Vertical Entertainment is a global independent distributor that offers a unique wealth of experience minus the studio costs. They have won a Film Independent Spirit Award for Best Actress for Molly Shannon’s role in OTHER PEOPLE and the film won a GLAAD Award for Outstanding Film Limited Release, Best International Film for Babak Anvari’s UNDER THE SHADOW, a BAFTA and three Independent British Independent Film Awards as well.

SHE CAME TO ME is original and twistedly honest look at love when the lines we try so hard to cover up, intersect and there is nowhere to hide from it. These are people who are either stuck in what is expected of them no matter what past trauma sits right below the surface or have become afraid of their own dreams lost in shadows. The younger couple have those same dreams and fear, it just hasn’t reached such epic proportion in them as it has in the adults. In the middle are indecisions and crossed lines that let each person know to either stand up or stay seated in life.

I also love the quirky factor in each of these characters and the reactions they have that are just a little over the top. There are degrees of overreactions and many that totally flip the script but each fit the characters perfectly. Even the totally gross Trey started out with quirks until his twists showed easily. The operas had me thinking ‘what the heck?’ but couldn’t turn away from it either with its flowy music and beautiful sets.

The thing is, in the end, they all found their content spot. I don’t say happy because that’s a subjective word but in their faces at the final opera, on the tub boat, they find a contentment and I’m all about it for each character. It’s a mix of stage creatives, therapists, housekeepers, stenographers, tub boat captains and a couple of kids who think they already have the world figured out and they are all in for a huge surprise.  

In the end – sometimes you need to get lost!



Recommend to friends
  • gplus
  • pinterest

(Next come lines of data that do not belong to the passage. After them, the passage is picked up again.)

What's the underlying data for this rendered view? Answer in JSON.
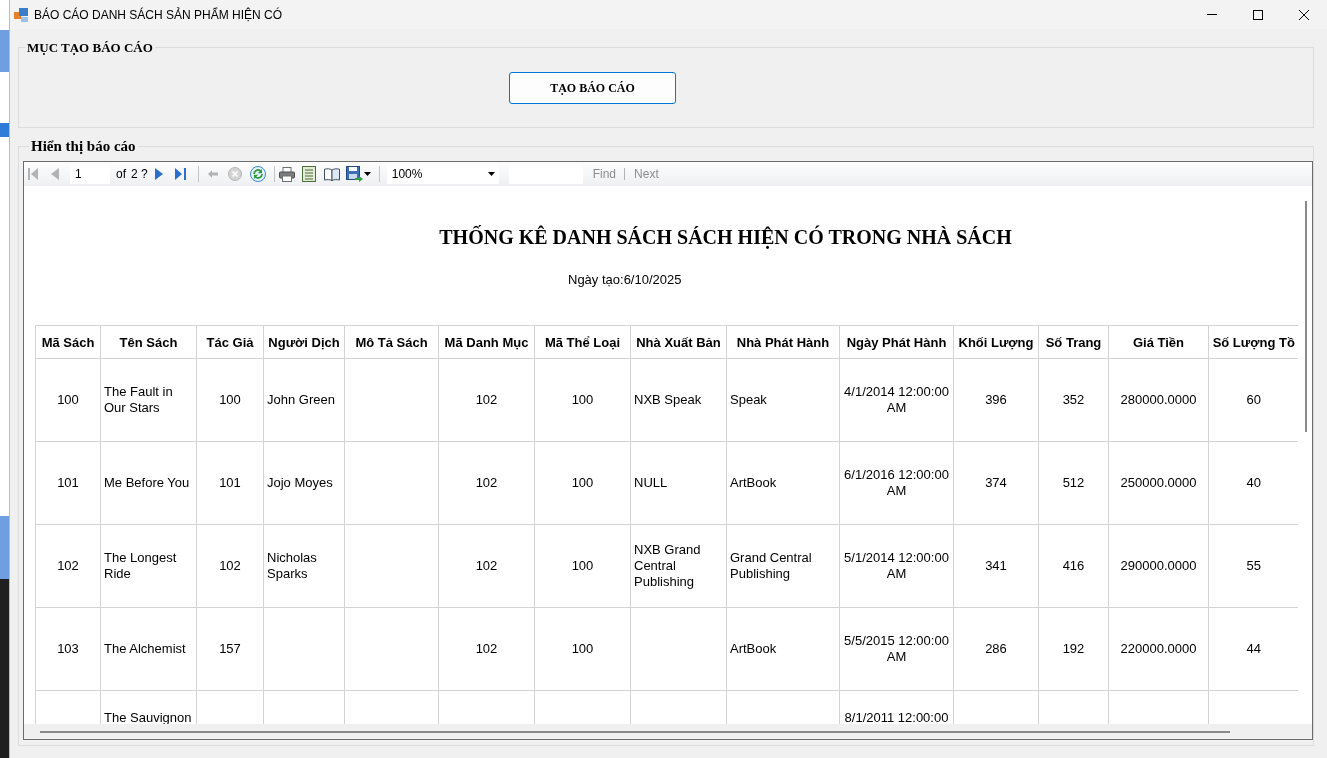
{
  "window": {
    "title": "BÁO CÁO DANH SÁCH SẢN PHẨM HIỆN CÓ"
  },
  "create_group": {
    "legend": "MỤC TẠO BÁO CÁO",
    "button": {
      "label": "TẠO BÁO CÁO",
      "focused": true
    }
  },
  "display_group": {
    "legend": "Hiển thị báo cáo"
  },
  "toolbar": {
    "first_page": {
      "disabled": true
    },
    "previous_page": {
      "disabled": true
    },
    "page_number": "1",
    "page_of": "of",
    "page_count": "2 ?",
    "next_page": {
      "disabled": false
    },
    "last_page": {
      "disabled": false
    },
    "back": {
      "disabled": true
    },
    "stop": {
      "disabled": true
    },
    "refresh": {
      "disabled": false
    },
    "zoom": "100%",
    "find": {
      "label": "Find",
      "disabled": true
    },
    "find_next": {
      "label": "Next",
      "disabled": true
    }
  },
  "report": {
    "title": "THỐNG KÊ DANH SÁCH SÁCH HIỆN CÓ TRONG NHÀ SÁCH",
    "date": "Ngày tạo:6/10/2025",
    "table": {
      "columns": [
        "Mã Sách",
        "Tên Sách",
        "Tác Giả",
        "Người Dịch",
        "Mô Tả Sách",
        "Mã Danh Mục",
        "Mã Thể Loại",
        "Nhà Xuất Bản",
        "Nhà Phát Hành",
        "Ngày Phát Hành",
        "Khối Lượng",
        "Số Trang",
        "Giá Tiền",
        "Số Lượng Tồ"
      ],
      "rows": [
        [
          "100",
          "The Fault in Our Stars",
          "100",
          "John Green",
          null,
          "102",
          "100",
          "NXB Speak",
          "Speak",
          "4/1/2014 12:00:00 AM",
          "396",
          "352",
          "280000.0000",
          "60"
        ],
        [
          "101",
          "Me Before You",
          "101",
          "Jojo Moyes",
          null,
          "102",
          "100",
          "NULL",
          "ArtBook",
          "6/1/2016 12:00:00 AM",
          "374",
          "512",
          "250000.0000",
          "40"
        ],
        [
          "102",
          "The Longest Ride",
          "102",
          "Nicholas Sparks",
          null,
          "102",
          "100",
          "NXB Grand Central Publishing",
          "Grand Central Publishing",
          "5/1/2014 12:00:00 AM",
          "341",
          "416",
          "290000.0000",
          "55"
        ],
        [
          "103",
          "The Alchemist",
          "157",
          null,
          null,
          "102",
          "100",
          null,
          "ArtBook",
          "5/5/2015 12:00:00 AM",
          "286",
          "192",
          "220000.0000",
          "44"
        ],
        [
          null,
          "The Sauvignon",
          null,
          null,
          null,
          null,
          null,
          null,
          null,
          "8/1/2011 12:00:00",
          null,
          null,
          null,
          null
        ]
      ]
    }
  }
}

About the Author

Jeri Jacquin

Jeri Jacquin covers film, television, DVD/Bluray releases, celebrity interviews, festivals and all things entertainment.